Master of Arts in Conflict Resolution and Coexistence

Nikita Trafimovich, MA COEX’20 (Belarus)

Nikita Trafimovich
Nikita Trafimovich, MA COEX’20 (Belarus)

Civil Society Leadership Awards Scholarship Recipient

As a longtime disability rights advocate in his home country of Belarus, Nikita Trafimovich was drawn to the Heller School in search of skills and knowledge to support a big idea: what if he could radically change the way the world thinks about disability? 

“In the world today, we only have three models for understanding disability: a medical model, a social model, and a legal model,” he says. “When we think of disability as a disease, that’s a medical model. Disability as a social construct is the social model, and disability discrimination is a legal model. I think that instead of these models, we can apply conflict analysis to understand disability as a phenomenon. I want to investigate the point of view that disability is a social conflict.”

To accomplish this, Trafimovich intends to apply disability to the conflict analysis framework. “In this metaphor, people with disabilities and abled people are the first party, the main actors. Family members, caregivers and friends are the second party. The third party, the mediators, are activists and support organizations,” he says. “I want to develop this idea, explore this idea. I’m sure that disability as a specific, peculiar type of relationship between people, environment and instructions is a very promising field for conflict research.”

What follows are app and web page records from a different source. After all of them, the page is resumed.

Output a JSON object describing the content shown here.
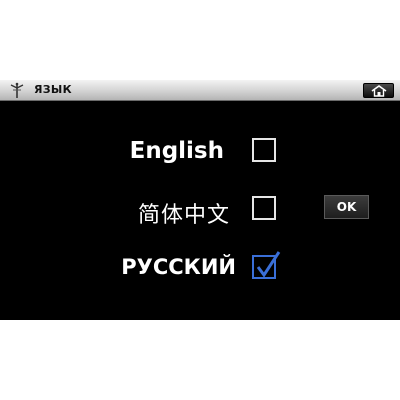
{
  "titlebar": {
    "title": "ЯЗЫК",
    "icon": "language-icon",
    "home_icon": "home-icon"
  },
  "languages": [
    {
      "label": "English",
      "checked": false
    },
    {
      "label": "简体中文",
      "checked": false
    },
    {
      "label": "РУССКИЙ",
      "checked": true
    }
  ],
  "ok_button": {
    "label": "OK"
  },
  "colors": {
    "background": "#000000",
    "text": "#ffffff",
    "checked_accent": "#3a6fd8",
    "titlebar": "#d6d6d6"
  }
}
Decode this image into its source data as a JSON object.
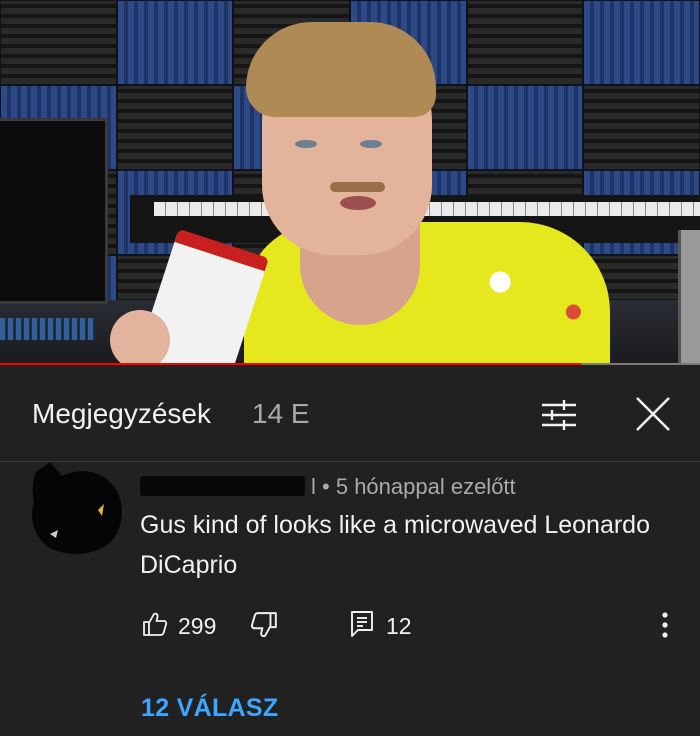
{
  "video": {
    "progress": 0.83
  },
  "comments_panel": {
    "title": "Megjegyzések",
    "count": "14 E",
    "sort_icon": "sort-filter-icon",
    "close_icon": "close-icon"
  },
  "comment": {
    "author_visible_suffix": "l",
    "separator": "•",
    "time": "5 hónappal ezelőtt",
    "text": "Gus kind of looks like a microwaved Leonardo DiCaprio",
    "likes": "299",
    "replies_count": "12",
    "replies_link": "12 VÁLASZ"
  },
  "colors": {
    "background": "#212121",
    "progress": "#ff0000",
    "link": "#3ea6ff"
  }
}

Prior to enrolling in Heller’s Conflict Resolution and Coexistence (COEX) program, Trafimovich worked for more than 12 years as a disability rights activist and well-known public speaker. After many years in the field, he found himself in search of new skills and tools. “I want to become an international researcher, a world-class expert, an influential advocacy specialist,” he says. “I want to become a true professional, and to contribute a new, productive, intersectional policy-oriented research framework and narrative to the field. So I applied for the Civil Society Leadership Awards and found the Heller School.”

His main goal as a Heller COEX student? “I want to become a professional,” he says. “I believe that it is possible to analyze many social issues via disability. Gun violence at schools is the way to contain anxiety, fear, stress, depression, dissatisfaction. Anxiety management is a considerable part of ADHD or autism spectrum disorder studies and treatment.  We can learn from this experience and prevent shooting. As an identity conflict with a relatively low level of physical violence, disability could be very helpful for migration crisis resolution, racial and gender problems. Do you know what is the most suitable footwear for me? I have a cerebral palsy and wear… basketball shoes. Disability is like basketball shoes in my case. It is not the obvious choice for peace studies, but ideal for jump and win.”

After just a few weeks of classes, Trafimovich notes that he’s excited to have access to mentors and teachers in the COEX program and more broadly at the Heller School. “Here, I can get experience from the stars of our field,” he says. “That’s really exciting. It’s like a great football club—like I’ve been invited to play with Barcelona, one of the best clubs in the world—that’s what it means to me to study at Heller.”